Description of the task ->
Copy every line of the records that includes the word "Please".

(Stored data)
___
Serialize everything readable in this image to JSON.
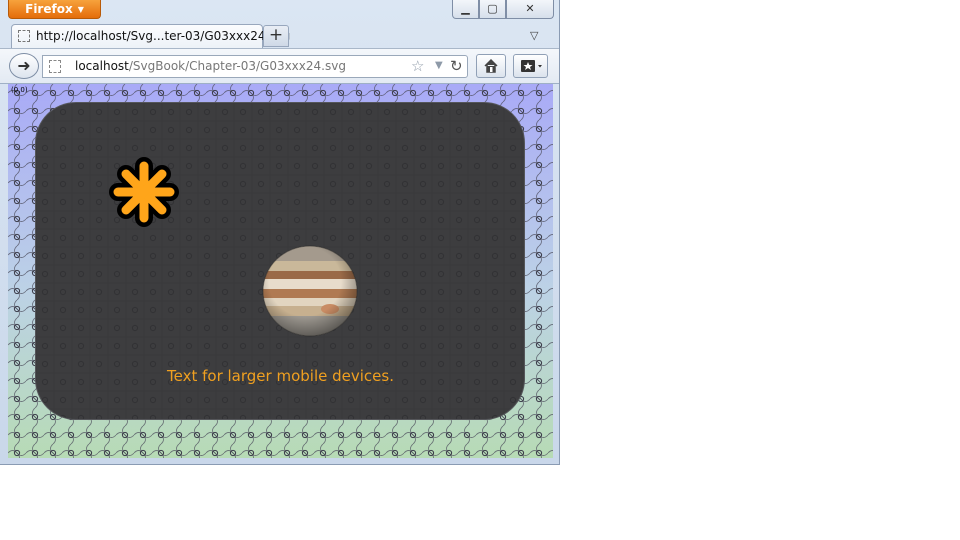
{
  "browser": {
    "menu_button": "Firefox",
    "tab": {
      "title": "http://localhost/Svg...ter-03/G03xxx24.svg"
    },
    "newtab_symbol": "+",
    "url": {
      "host": "localhost",
      "path": "/SvgBook/Chapter-03/G03xxx24.svg"
    },
    "icons": {
      "back": "back-arrow-icon",
      "star": "bookmark-star-icon",
      "reload": "reload-icon",
      "home": "home-icon",
      "bookmarks": "bookmarks-menu-icon",
      "minimize": "minimize-icon",
      "maximize": "maximize-icon",
      "close": "close-icon"
    }
  },
  "content": {
    "origin_label": "(0,0)",
    "caption": "Text for larger mobile devices.",
    "colors": {
      "panel": "#3d3d3f",
      "caption": "#f0a020",
      "star_fill": "#ffa51a",
      "background_top": "#a9aaf7",
      "background_bottom": "#b7dbb5"
    }
  }
}
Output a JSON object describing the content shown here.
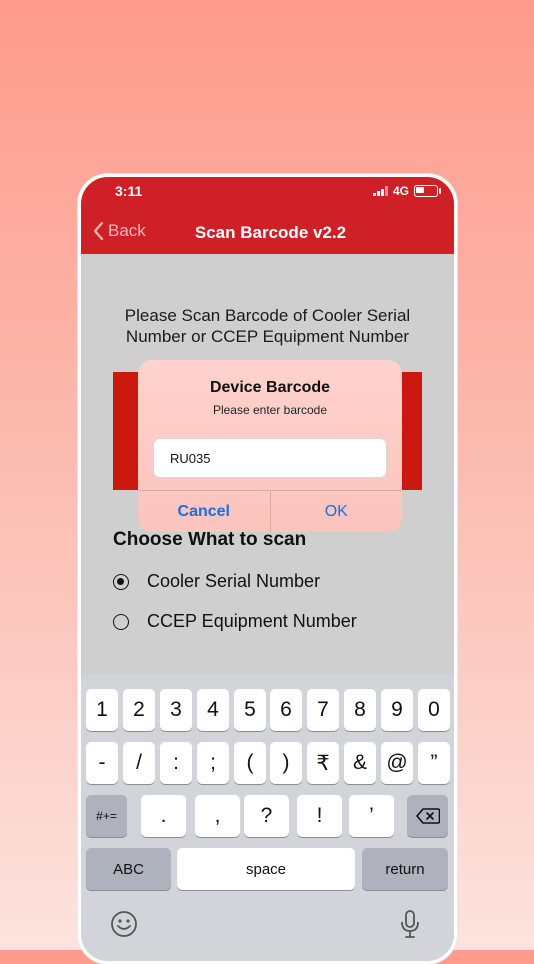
{
  "status_bar": {
    "time": "3:11",
    "network": "4G"
  },
  "nav": {
    "back_label": "Back",
    "title": "Scan Barcode v2.2"
  },
  "prompt": {
    "line1": "Please Scan Barcode of Cooler Serial",
    "line2": "Number or CCEP Equipment Number"
  },
  "choose": {
    "heading": "Choose What to scan",
    "options": [
      {
        "label": "Cooler Serial Number",
        "selected": true
      },
      {
        "label": "CCEP Equipment Number",
        "selected": false
      }
    ]
  },
  "dialog": {
    "title": "Device Barcode",
    "message": "Please enter barcode",
    "input_value": "RU035",
    "cancel_label": "Cancel",
    "ok_label": "OK"
  },
  "keyboard": {
    "row1": [
      "1",
      "2",
      "3",
      "4",
      "5",
      "6",
      "7",
      "8",
      "9",
      "0"
    ],
    "row2": [
      "-",
      "/",
      ":",
      ";",
      "(",
      ")",
      "₹",
      "&",
      "@",
      "”"
    ],
    "row3": [
      ".",
      ",",
      "?",
      "!",
      "’"
    ],
    "symbols_label": "#+=",
    "abc_label": "ABC",
    "space_label": "space",
    "return_label": "return"
  },
  "colors": {
    "header_red": "#cf2027",
    "scanner_red": "#cc1910",
    "link_blue": "#1a6fe0"
  }
}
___
Output for this task ->
    "line1": "Please Scan Barcode of Cooler Serial",
    "message": "Please enter barcode",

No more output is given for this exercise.